- [TASK REQUIREMENTS] What comes back must be the data itself, retyped exactly.

==*==

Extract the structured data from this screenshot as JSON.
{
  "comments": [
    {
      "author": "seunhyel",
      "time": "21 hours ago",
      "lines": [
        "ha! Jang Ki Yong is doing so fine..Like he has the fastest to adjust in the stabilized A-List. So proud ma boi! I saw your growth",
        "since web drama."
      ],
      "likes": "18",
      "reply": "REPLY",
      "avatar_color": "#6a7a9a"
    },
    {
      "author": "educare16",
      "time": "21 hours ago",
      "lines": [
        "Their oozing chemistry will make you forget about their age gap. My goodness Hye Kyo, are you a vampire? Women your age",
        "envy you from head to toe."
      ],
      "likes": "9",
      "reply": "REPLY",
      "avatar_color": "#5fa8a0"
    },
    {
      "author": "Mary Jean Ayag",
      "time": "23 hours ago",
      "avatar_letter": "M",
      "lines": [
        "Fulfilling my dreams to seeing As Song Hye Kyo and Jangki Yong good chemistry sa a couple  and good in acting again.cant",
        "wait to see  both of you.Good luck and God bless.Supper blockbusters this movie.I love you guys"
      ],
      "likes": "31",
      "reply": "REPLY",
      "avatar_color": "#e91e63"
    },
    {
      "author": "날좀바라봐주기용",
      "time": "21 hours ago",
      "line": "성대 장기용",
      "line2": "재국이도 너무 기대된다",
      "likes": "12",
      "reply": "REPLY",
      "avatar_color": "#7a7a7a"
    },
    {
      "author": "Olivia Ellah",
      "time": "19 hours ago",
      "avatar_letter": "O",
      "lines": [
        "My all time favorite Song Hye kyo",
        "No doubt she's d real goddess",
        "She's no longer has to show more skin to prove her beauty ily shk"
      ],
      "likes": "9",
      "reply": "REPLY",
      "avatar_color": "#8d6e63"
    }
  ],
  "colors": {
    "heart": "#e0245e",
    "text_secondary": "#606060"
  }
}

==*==

- [COMPLETED TASK]
Extract the structured data from this screenshot as JSON.
{
  "comments": [
    {
      "author": "seunhyel",
      "time": "21 hours ago",
      "lines": [
        "ha! Jang Ki Yong is doing so fine..Like he has the fastest to adjust in the stabilized A-List. So proud ma boi! I saw your growth",
        "since web drama."
      ],
      "likes": "18",
      "reply": "REPLY",
      "avatar_color": "#6a7a9a"
    },
    {
      "author": "educare16",
      "time": "21 hours ago",
      "lines": [
        "Their oozing chemistry will make you forget about their age gap. My goodness Hye Kyo, are you a vampire? Women your age",
        "envy you from head to toe."
      ],
      "likes": "9",
      "reply": "REPLY",
      "avatar_color": "#5fa8a0"
    },
    {
      "author": "Mary Jean Ayag",
      "time": "23 hours ago",
      "avatar_letter": "M",
      "lines": [
        "Fulfilling my dreams to seeing As Song Hye Kyo and Jangki Yong good chemistry sa a couple  and good in acting again.cant",
        "wait to see  both of you.Good luck and God bless.Supper blockbusters this movie.I love you guys"
      ],
      "likes": "31",
      "reply": "REPLY",
      "avatar_color": "#e91e63"
    },
    {
      "author": "날좀바라봐주기용",
      "time": "21 hours ago",
      "line": "성대 장기용",
      "line2": "재국이도 너무 기대된다",
      "likes": "12",
      "reply": "REPLY",
      "avatar_color": "#7a7a7a"
    },
    {
      "author": "Olivia Ellah",
      "time": "19 hours ago",
      "avatar_letter": "O",
      "lines": [
        "My all time favorite Song Hye kyo",
        "No doubt she's d real goddess",
        "She's no longer has to show more skin to prove her beauty ily shk"
      ],
      "likes": "9",
      "reply": "REPLY",
      "avatar_color": "#8d6e63"
    }
  ],
  "colors": {
    "heart": "#e0245e",
    "text_secondary": "#606060"
  }
}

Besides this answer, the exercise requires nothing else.